Anyone who was concerned that Internet search giant Google would be hampered by going public in August can breathe easy as Google announces, in its first financial results since floating on the stock market, that its profits have more than doubled.

They have posted third quarter net profits of $52m (£30m), up from $20.4m in the previous year, and its share price has now surged more than 90% since its initial float.
Not bad for a company, which was started in a garage by two students and overtook the established search engine giants Yahoo! and Microsoft to become the most popular search engine in the world.  If only so many rock bands who started life in that same auspicious incubator could have done so well.

Many have argued that Google is an advertising company, not a search company. As Google strength as a search tool has surged, so has their income from advertising. Demand for their paid-for search text-ads, where advertisers are increasingly willing to pay high prices to have their site listed along side search results in the knowledge that they only have to pay if a potential customer clicks on their link. The move to putting their advert on many other sites, targeting them closely to the pages content by automatically understanding what the page was about, significantly increasing their reach.

Google hasn’t rested on their advertising laurels, have now moved into email, a core business for its rivals Yahoo! and Microsoft, and it also operates a comparison-shopping search engine called Froogle, which recently launched in the UK. It’s not stop there – it also recently announced a test of a new desktop search product in the US that allows people to search Google using mobile telephone text messages in an ongoing game of chess where they are trying to anticipate what a rival like Microsoft will do.  

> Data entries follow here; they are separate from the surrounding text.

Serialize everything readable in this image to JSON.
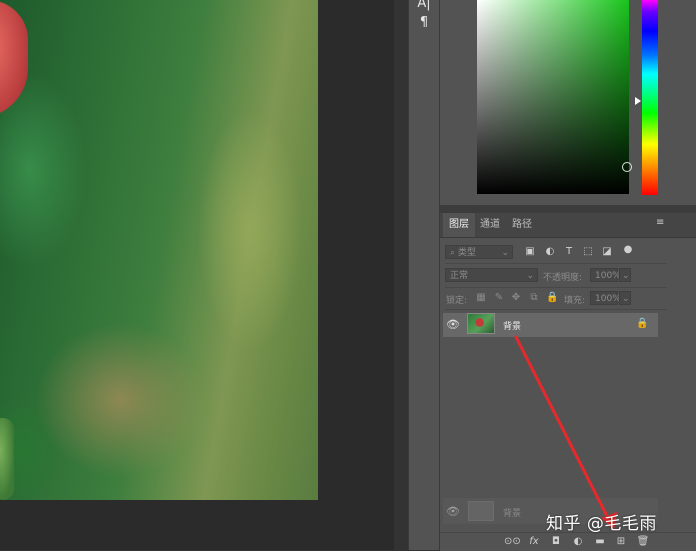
{
  "tool_strip": {
    "icons": [
      "A|",
      "¶"
    ]
  },
  "layers_panel": {
    "tabs": [
      "图层",
      "通道",
      "路径"
    ],
    "filter": {
      "kind_label": "类型"
    },
    "blend": {
      "mode": "正常",
      "opacity_label": "不透明度:",
      "opacity_value": "100%"
    },
    "lock": {
      "label": "锁定:",
      "fill_label": "填充:",
      "fill_value": "100%"
    },
    "layers": [
      {
        "name": "背景",
        "visible": true,
        "locked": true
      }
    ],
    "ghost_layer": {
      "name": "背景"
    },
    "bottom_icons": [
      "link-layers-icon",
      "fx-icon",
      "add-mask-icon",
      "adjustment-layer-icon",
      "new-group-icon",
      "new-layer-icon",
      "delete-layer-icon"
    ],
    "bottom_glyphs": [
      "⊙⊙",
      "fx",
      "◘",
      "◐",
      "▬",
      "⊞",
      "🗑"
    ]
  },
  "color_picker": {
    "field_hue": "#18c41b"
  },
  "watermark": "知乎 @毛毛雨",
  "annotation": {
    "color": "#e8292b"
  }
}
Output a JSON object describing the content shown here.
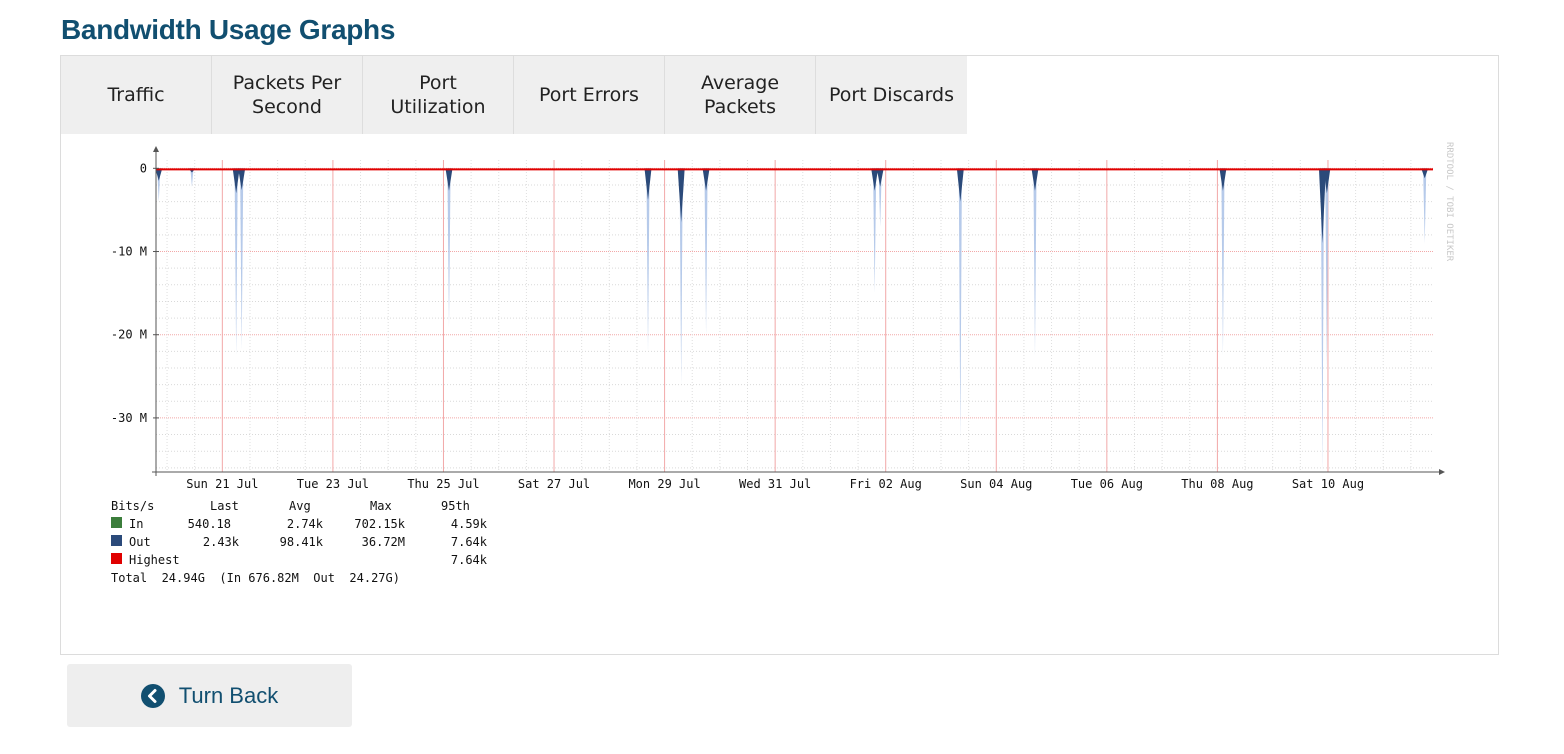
{
  "page": {
    "title": "Bandwidth Usage Graphs"
  },
  "tabs": [
    {
      "label": "Traffic",
      "active": true
    },
    {
      "label": "Packets Per Second",
      "active": false
    },
    {
      "label": "Port Utilization",
      "active": false
    },
    {
      "label": "Port Errors",
      "active": false
    },
    {
      "label": "Average Packets",
      "active": false
    },
    {
      "label": "Port Discards",
      "active": false
    }
  ],
  "graph": {
    "watermark": "RRDTOOL / TOBI OETIKER",
    "legend": {
      "header": [
        "Bits/s",
        "Last",
        "Avg",
        "Max",
        "95th"
      ],
      "rows": [
        {
          "name": "In",
          "color": "#3b7d3b",
          "last": "540.18",
          "avg": "2.74k",
          "max": "702.15k",
          "p95": "4.59k"
        },
        {
          "name": "Out",
          "color": "#2b4a7a",
          "last": "2.43k",
          "avg": "98.41k",
          "max": "36.72M",
          "p95": "7.64k"
        },
        {
          "name": "Highest",
          "color": "#e00000",
          "last": "",
          "avg": "",
          "max": "",
          "p95": "7.64k"
        }
      ],
      "total": "Total  24.94G  (In 676.82M  Out  24.27G)"
    }
  },
  "chart_data": {
    "type": "area",
    "title": "",
    "xlabel": "",
    "ylabel": "",
    "y_tick_labels": [
      "0",
      "-10 M",
      "-20 M",
      "-30 M"
    ],
    "y_ticks": [
      0,
      -10,
      -20,
      -30
    ],
    "ylim": [
      -36.5,
      1
    ],
    "x_tick_labels": [
      "Sun 21 Jul",
      "Tue 23 Jul",
      "Thu 25 Jul",
      "Sat 27 Jul",
      "Mon 29 Jul",
      "Wed 31 Jul",
      "Fri 02 Aug",
      "Sun 04 Aug",
      "Tue 06 Aug",
      "Thu 08 Aug",
      "Sat 10 Aug"
    ],
    "x_ticks": [
      1.0,
      3.0,
      5.0,
      7.0,
      9.0,
      11.0,
      13.0,
      15.0,
      17.0,
      19.0,
      21.0
    ],
    "xlim": [
      -0.2,
      22.9
    ],
    "grid": true,
    "series": [
      {
        "name": "Out",
        "color": "#2b4a7a",
        "fill": "#aec4e8",
        "spikes": [
          {
            "x": -0.15,
            "peak": -4.0,
            "avg": -1.5
          },
          {
            "x": 0.45,
            "peak": -2.2,
            "avg": -0.5
          },
          {
            "x": 1.25,
            "peak": -22.5,
            "avg": -3.0
          },
          {
            "x": 1.35,
            "peak": -21.8,
            "avg": -2.6
          },
          {
            "x": 5.1,
            "peak": -19.0,
            "avg": -2.7
          },
          {
            "x": 8.7,
            "peak": -22.0,
            "avg": -3.8
          },
          {
            "x": 9.3,
            "peak": -26.0,
            "avg": -6.5
          },
          {
            "x": 9.75,
            "peak": -20.0,
            "avg": -2.7
          },
          {
            "x": 12.8,
            "peak": -15.0,
            "avg": -2.7
          },
          {
            "x": 12.9,
            "peak": -7.0,
            "avg": -2.2
          },
          {
            "x": 14.35,
            "peak": -32.5,
            "avg": -4.0
          },
          {
            "x": 15.7,
            "peak": -22.5,
            "avg": -2.7
          },
          {
            "x": 19.1,
            "peak": -22.5,
            "avg": -2.7
          },
          {
            "x": 20.9,
            "peak": -36.5,
            "avg": -9.0
          },
          {
            "x": 20.98,
            "peak": -24.0,
            "avg": -3.0
          },
          {
            "x": 22.75,
            "peak": -9.0,
            "avg": -1.2
          }
        ]
      },
      {
        "name": "Highest",
        "color": "#e00000",
        "values": [
          0.0
        ]
      }
    ]
  }
}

Personally, I get nervous when ‘the suits’ move in on previously laid-back but remarkably successful technology companies. Google and rival Yahoo each get a significant portion of their revenue from the lucrative Web search advertisements, and while some analysts predict that growth in this area will slow down in coming years, its hard to predict where Google will end up if this potential difficulty is realised.